Work required
Please reproduce the data exactly, excluding any pictures it contains.
** Entries shown follows **
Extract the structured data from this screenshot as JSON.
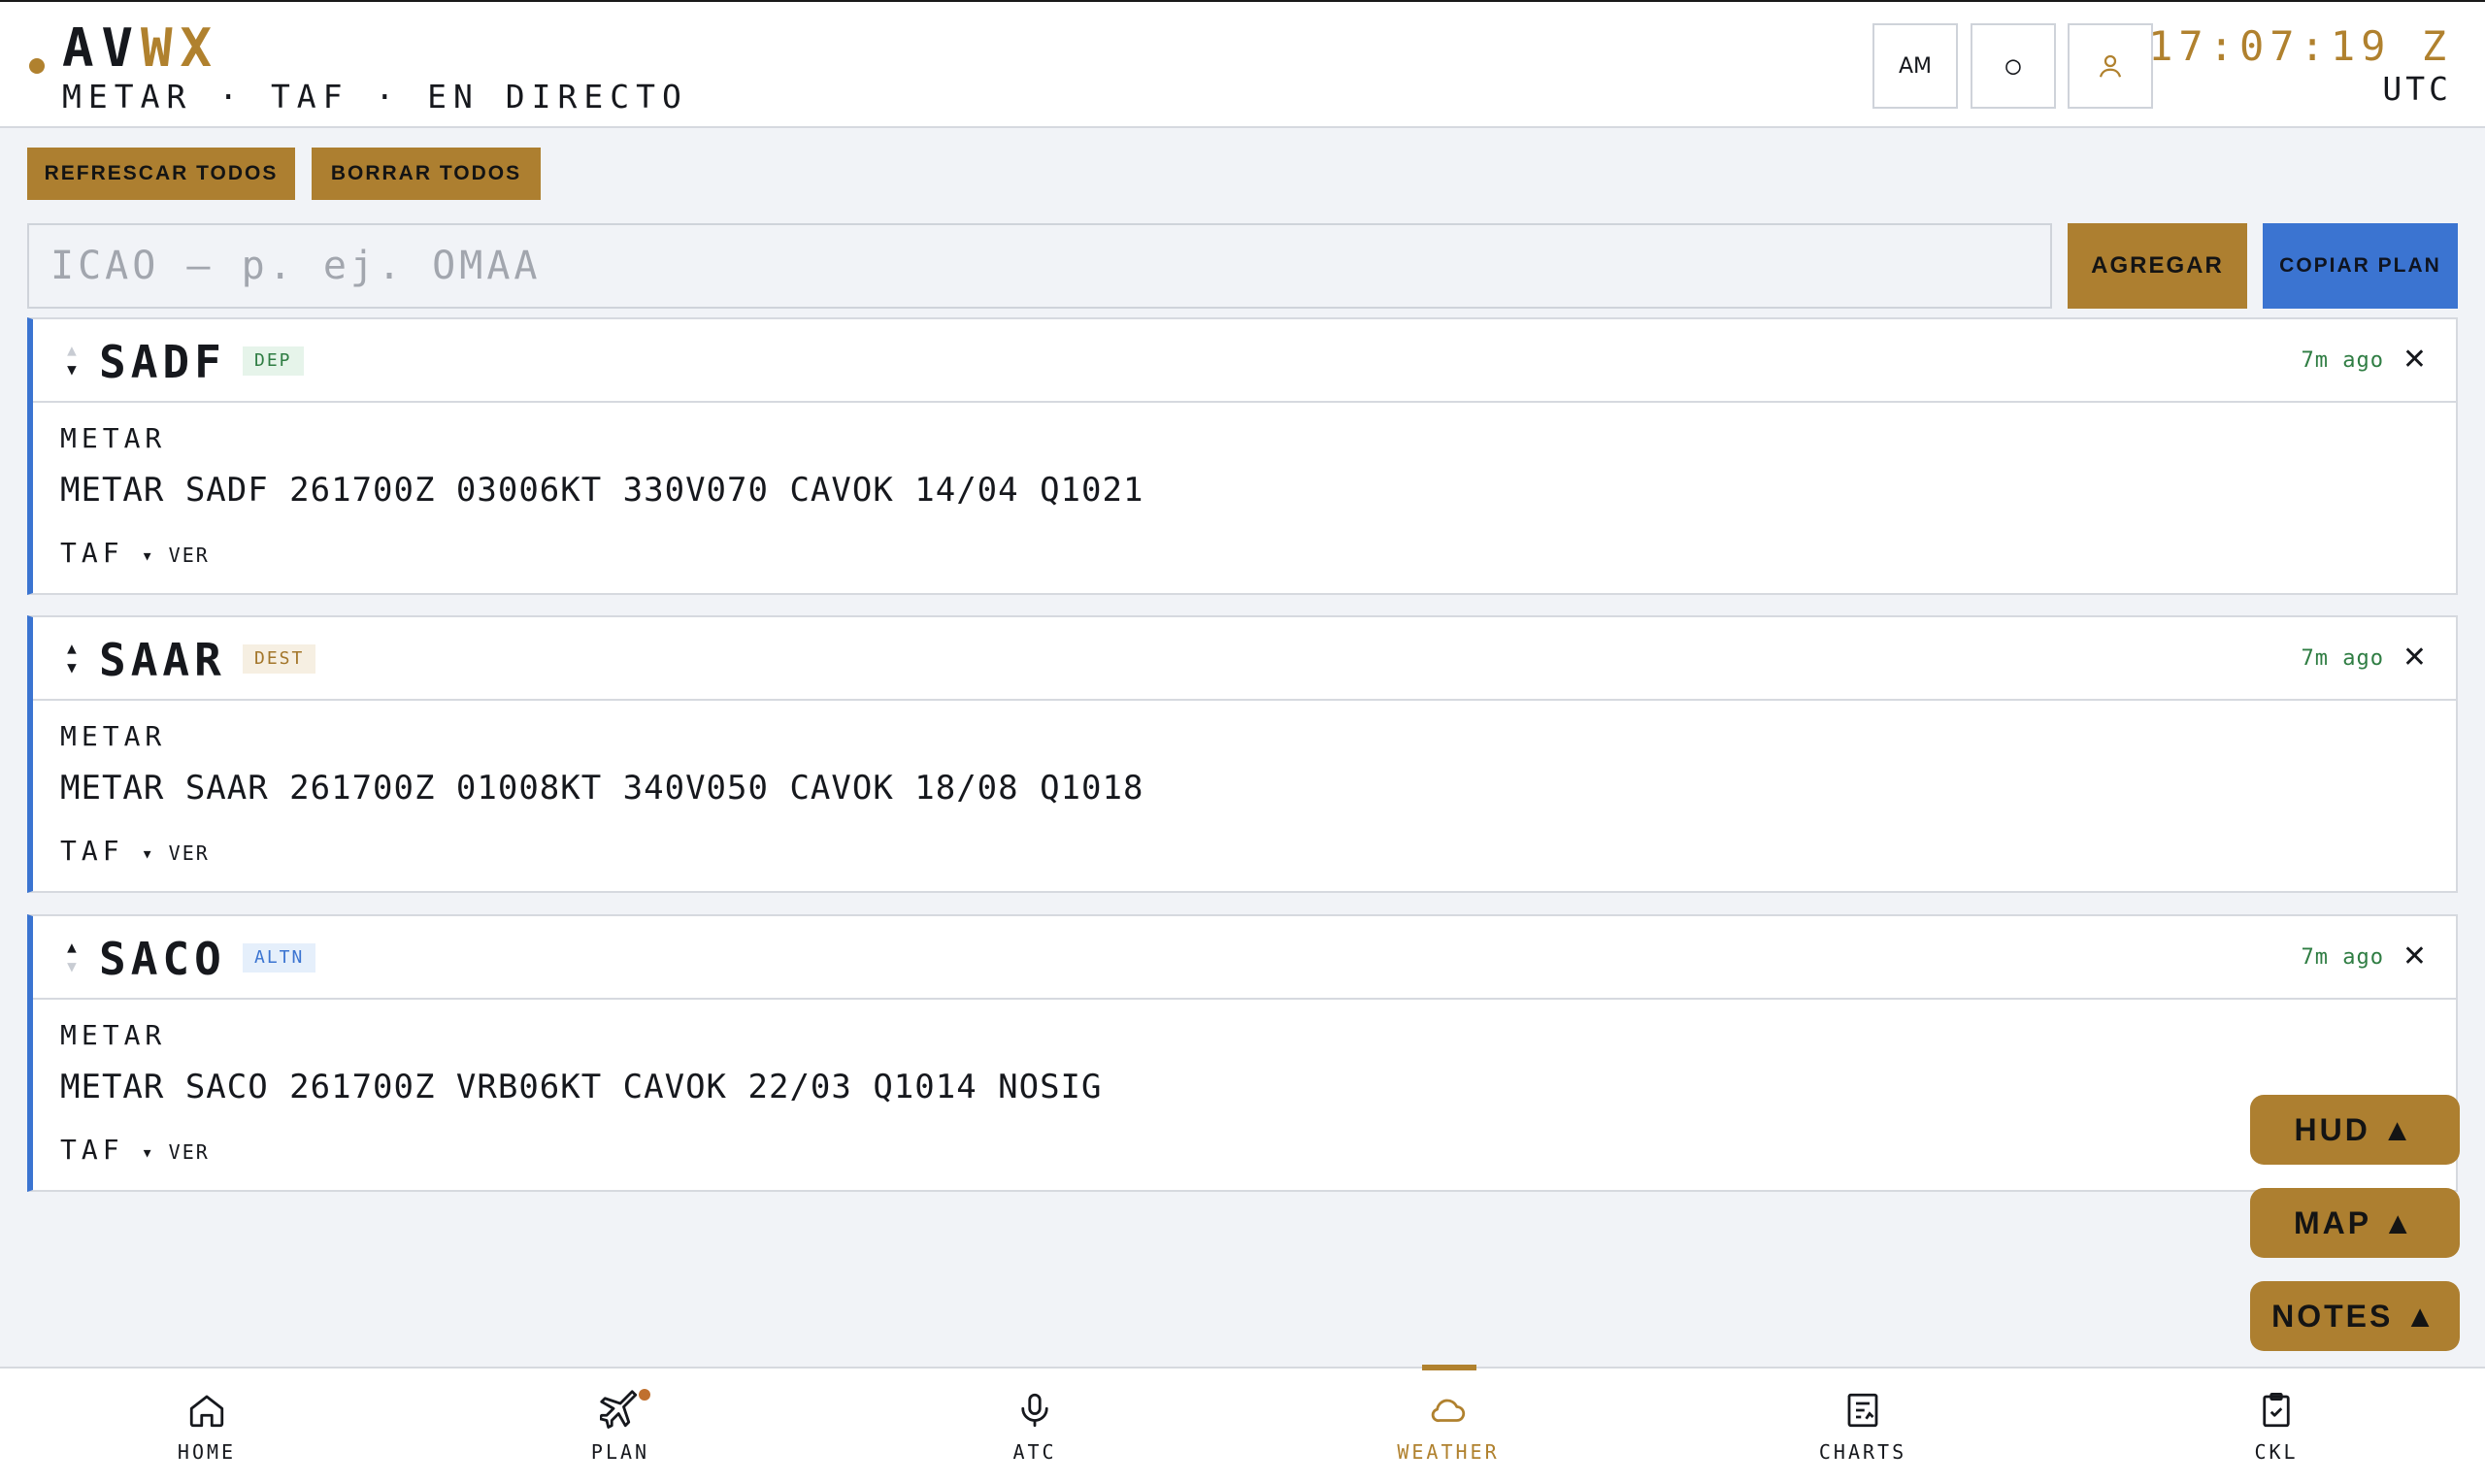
{
  "header": {
    "logo_av": "AV",
    "logo_wx": "WX",
    "subtitle": "METAR · TAF · EN DIRECTO",
    "btn_font": "AM",
    "btn_theme": "○",
    "clock": "17:07:19 Z",
    "clock_sub": "UTC"
  },
  "toolbar": {
    "refresh_label": "REFRESCAR TODOS",
    "clear_label": "BORRAR TODOS",
    "search_placeholder": "ICAO — p. ej. OMAA",
    "add_label": "AGREGAR",
    "copy_label": "COPIAR PLAN"
  },
  "stations": [
    {
      "icao": "SADF",
      "tag": "DEP",
      "ago": "7m ago",
      "metar_label": "METAR",
      "metar": "METAR SADF 261700Z 03006KT 330V070 CAVOK 14/04 Q1021",
      "taf_label": "TAF",
      "taf_toggle": "▾ VER"
    },
    {
      "icao": "SAAR",
      "tag": "DEST",
      "ago": "7m ago",
      "metar_label": "METAR",
      "metar": "METAR SAAR 261700Z 01008KT 340V050 CAVOK 18/08 Q1018",
      "taf_label": "TAF",
      "taf_toggle": "▾ VER"
    },
    {
      "icao": "SACO",
      "tag": "ALTN",
      "ago": "7m ago",
      "metar_label": "METAR",
      "metar": "METAR SACO 261700Z VRB06KT CAVOK 22/03 Q1014 NOSIG",
      "taf_label": "TAF",
      "taf_toggle": "▾ VER"
    }
  ],
  "floating": {
    "hud": "HUD ▲",
    "map": "MAP ▲",
    "notes": "NOTES ▲"
  },
  "nav": {
    "home": "HOME",
    "plan": "PLAN",
    "atc": "ATC",
    "weather": "WEATHER",
    "charts": "CHARTS",
    "ckl": "CKL"
  },
  "colors": {
    "accent": "#b0812e",
    "blue": "#3b74d1",
    "green": "#2f7d43"
  }
}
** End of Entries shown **
The completed task
Extract the structured data from this screenshot as JSON.
{
  "header": {
    "logo_av": "AV",
    "logo_wx": "WX",
    "subtitle": "METAR · TAF · EN DIRECTO",
    "btn_font": "AM",
    "btn_theme": "○",
    "clock": "17:07:19 Z",
    "clock_sub": "UTC"
  },
  "toolbar": {
    "refresh_label": "REFRESCAR TODOS",
    "clear_label": "BORRAR TODOS",
    "search_placeholder": "ICAO — p. ej. OMAA",
    "add_label": "AGREGAR",
    "copy_label": "COPIAR PLAN"
  },
  "stations": [
    {
      "icao": "SADF",
      "tag": "DEP",
      "ago": "7m ago",
      "metar_label": "METAR",
      "metar": "METAR SADF 261700Z 03006KT 330V070 CAVOK 14/04 Q1021",
      "taf_label": "TAF",
      "taf_toggle": "▾ VER"
    },
    {
      "icao": "SAAR",
      "tag": "DEST",
      "ago": "7m ago",
      "metar_label": "METAR",
      "metar": "METAR SAAR 261700Z 01008KT 340V050 CAVOK 18/08 Q1018",
      "taf_label": "TAF",
      "taf_toggle": "▾ VER"
    },
    {
      "icao": "SACO",
      "tag": "ALTN",
      "ago": "7m ago",
      "metar_label": "METAR",
      "metar": "METAR SACO 261700Z VRB06KT CAVOK 22/03 Q1014 NOSIG",
      "taf_label": "TAF",
      "taf_toggle": "▾ VER"
    }
  ],
  "floating": {
    "hud": "HUD ▲",
    "map": "MAP ▲",
    "notes": "NOTES ▲"
  },
  "nav": {
    "home": "HOME",
    "plan": "PLAN",
    "atc": "ATC",
    "weather": "WEATHER",
    "charts": "CHARTS",
    "ckl": "CKL"
  },
  "colors": {
    "accent": "#b0812e",
    "blue": "#3b74d1",
    "green": "#2f7d43"
  }
}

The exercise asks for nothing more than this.